Our holdings include hundreds of glass and film negatives/transparencies that we've scanned ourselves; in addition, many other photos on this site were extracted from reference images (high-resolution tiffs) in the Library of Congress research archive. (To query the database click here.) They are adjusted, restored and reworked by your webmaster in accordance with his aesthetic sensibilities before being downsized and turned into the jpegs you see here. All of these images (including "derivative works") are protected by copyright laws of the United States and other jurisdictions and may not be sold, reproduced or otherwise used for commercial purposes without permission.
Vintage photos of:
I recently purchased a collection of negatives, both film and 4x5 glass. They seem to be circa 1912 and were taken in upstate New York. We have identified locales such as Trenton Falls park (now closed) as well as Niagara Falls, Fultonville and Rome. This lady is featured in most of them, as well as her husband and young son. There are other people, but these three are seen most often. She has an extensive wardrobe, and is photographed in many beautiful outfits. This dress is the simplest. In another photo, she is seen in this chair reading a newspaper. One article in the paper gives us the hint of 1912, and her wardrobe offers more evidence. I'll submit other photos if there is interest. View full size.
This is my mom, Dorothy Porter, and my two older sisters, Madge and June, on a family vacation trip to Folly Beach, South Carolina in the summer of 1950. Not sure if the old carousel was at Folly Beach or if this was perhaps taken at the Myrtle Beach Pavilion. 35mm Kodachrome slide. View full size.
The year was penciled on the reverse. Photo taken in McMinnville, Oregon. View full size.
This is from a 2.7" x 4.5" paper photo found in an antique store. It's unmarked and I have no idea of its history, but that does appear to be Mrs. Roosevelt on the right? The car, style of dress and the service flag would indicate WWI era. View full size.
Parade in New York City in the 1920s. The building in back is the old courthouse and post office, at the time referred to as Mullet's Monstrosity.

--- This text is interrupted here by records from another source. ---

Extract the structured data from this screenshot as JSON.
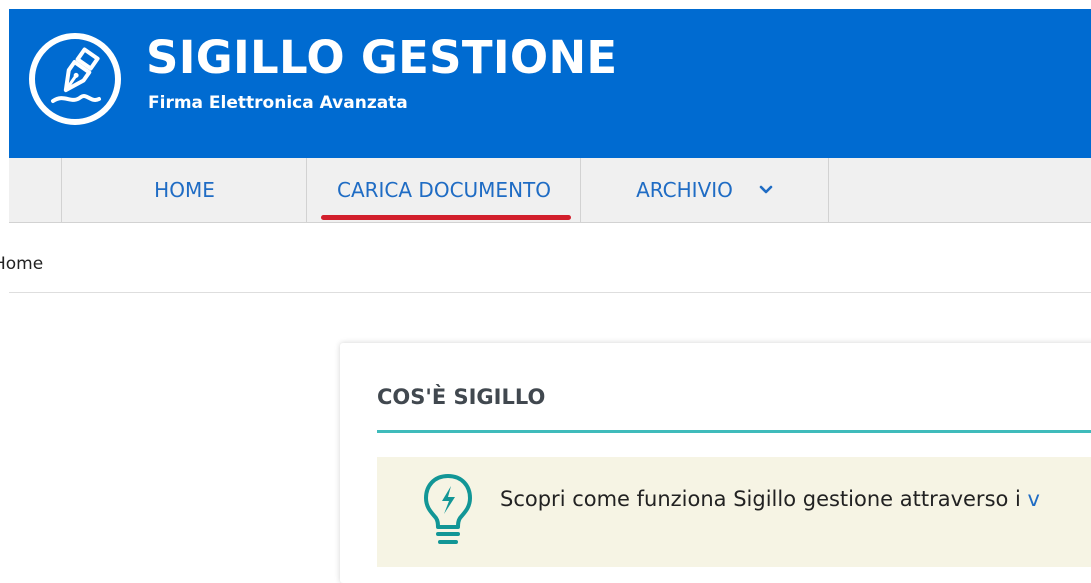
{
  "header": {
    "title": "SIGILLO GESTIONE",
    "subtitle": "Firma Elettronica Avanzata",
    "logo_icon": "fountain-pen-signature-icon",
    "background_color": "#006bd1"
  },
  "nav": {
    "items": [
      {
        "label": "HOME"
      },
      {
        "label": "CARICA DOCUMENTO",
        "active": true
      },
      {
        "label": "ARCHIVIO",
        "has_dropdown": true
      }
    ],
    "active_underline_color": "#d21f2c",
    "link_color": "#1f6cc4"
  },
  "breadcrumb": {
    "current": "Home"
  },
  "card": {
    "title": "COS'È SIGILLO",
    "accent_color": "#3fbbbb",
    "notice": {
      "icon": "lightbulb-icon",
      "text": "Scopri come funziona Sigillo gestione attraverso i ",
      "link_text": "v"
    }
  }
}
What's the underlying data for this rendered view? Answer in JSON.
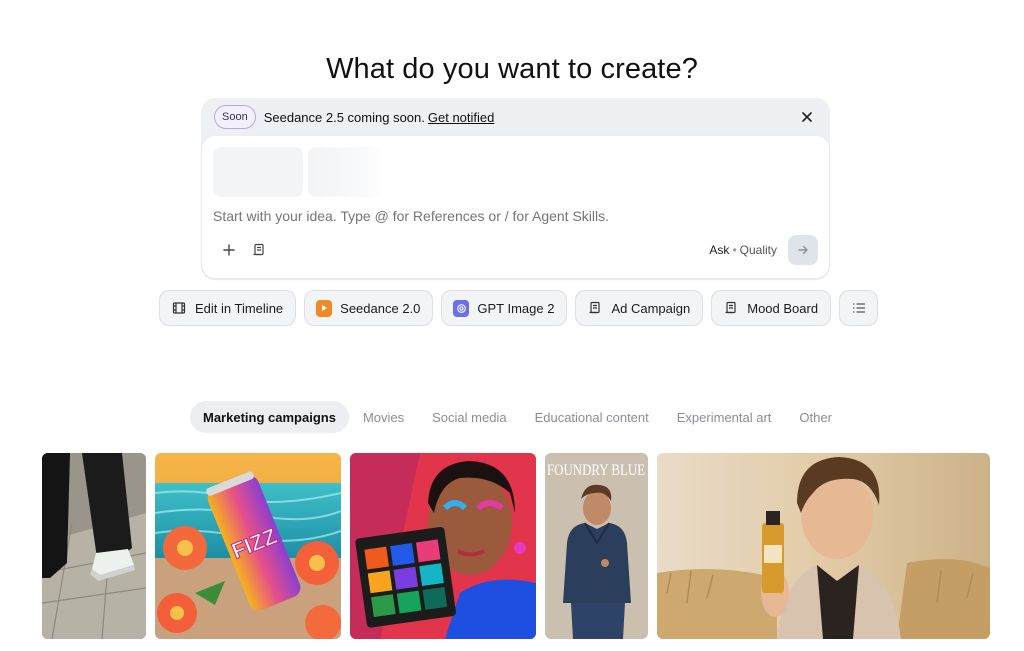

Torn down in 1939, it was located on Broadway right by City Hall. First of five shots of the parade in an envelope of negatives I bought recently. View full size.